Dir. P. Conscience, Mr. Mercury! Mercury. The fowler spreads his do you talk to me of that! where was net; the bird is taken of his own ac- your conscience when you stole king cord; but is the fowler less treacherous, Admetus's cows, or what is worse, when Mr. P. ?-You have evader my ques- you took Vulcan's tools, which were of tion, her long was the estate in your no value ! - When you stole Jupiter's hands?
sceptre, which I suppose was very cost. Mr. P. Ever since you conductedly, then you had a great temptation--if the soul of the widow to its happy I had had the same opportunity I don't abode, and that is two or three years
know but ago-and to divide her estate among
Mercury. You forget where you are. 80 many legatees has taken me much I perceive that you are as ignorant as longer than you would think for, owing to you was parsimonious ; but admitting their obstinacy entirely Why Sir, they these to be some of the follies of my would not setile, because I demanded youth, did I not invent commerce, a discount of only twenty fivc per cent weights and measures-was I 110t famous for prompt payinept.

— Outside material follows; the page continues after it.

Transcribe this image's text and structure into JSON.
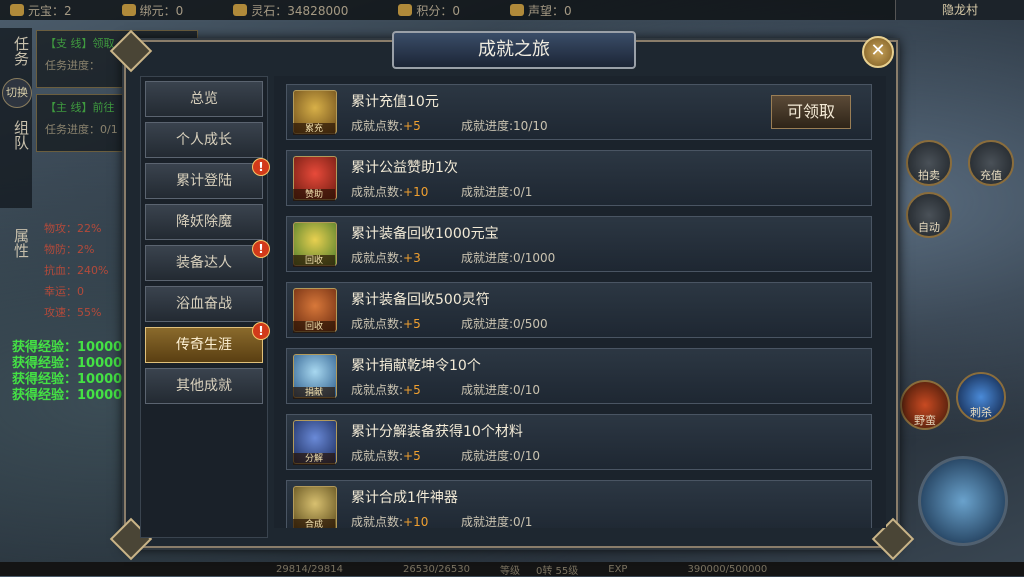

for making peace, and a long train of Mercury. Cease thy inpertinence thou virtues, for which you give me no credit, lying scoundrel-to demand a discount and for which I ain enrolled among the of five and twenty per cent for prompt number of the gods ? But as to thee, pazinent, two or three years after the misernble wretch! what good action money became due !-- What punishment didst thou ever perform on the con. must the righteous Julge award thee! trary, hast thou not ground the faces of Happy for the country that bore thee, the poor, practised every species of inthat Jupiter shed over thy mind the justice, and spurned the supplicating seeds of knowledge with a sparing child of adversity from thy cloor with band--for surely the gods, foreknowing contempt? and should the all.just Mithy evil destiny, contractii thy intelli-nos spurn thee from the frotstool of the gent powers to the sphere thou wert or throne of mercy, would it not appear an duined to move in. Else had thy power equal punisl. ment, for the conduct thou and unrelenting cruelty sacrificed that hast shewn toward thy fellow men ?-country at the shrine of thy rapacious You resemble Bartus, the herdsman, to avarice. Why badst thou not the hon. whom I entrusted the cattle I had esty to pay off the legacies agreeably stolen, but of whose falshood and perto the will ?
fidy I revenged myself by turning him Ir. P. As to the matter of th.it - into a stone called Index. You like thou art certait ly sufficiently acquaint.. Batous, deserve to be metamorphosed ed with lawy, to know that I had no right to an Index, a Stone held up to the view to pay them under twélie months at of mankind to point out the extent of huleast.
man depravity. Mercury. I thought you hinted just Mr. P. But Mercury thou wast not now, that this estate was in vour bands, only worshipped as the god of oratory, till the day of your death. How in the but as the god of rogues, cf. gain, and name of wonder can that le?
of cheating also, and therefore thou Mr. P. A fair purchase! Sir, a fair oughtest to be a little more merciful purchase! You must know that the es toward me, who have been in the same Late you refer to, is contiguous to my tract all the days of my life. own, and so very handy that I had long Mercury. Hast thou practised my determined to possess it; and when it virtues too? fell into my hands, I made a sham ven. Mr. P. It is impossible to attain to due (as the law requires) and bought it every human perfection: the life of man myself for 65750.
is so sbort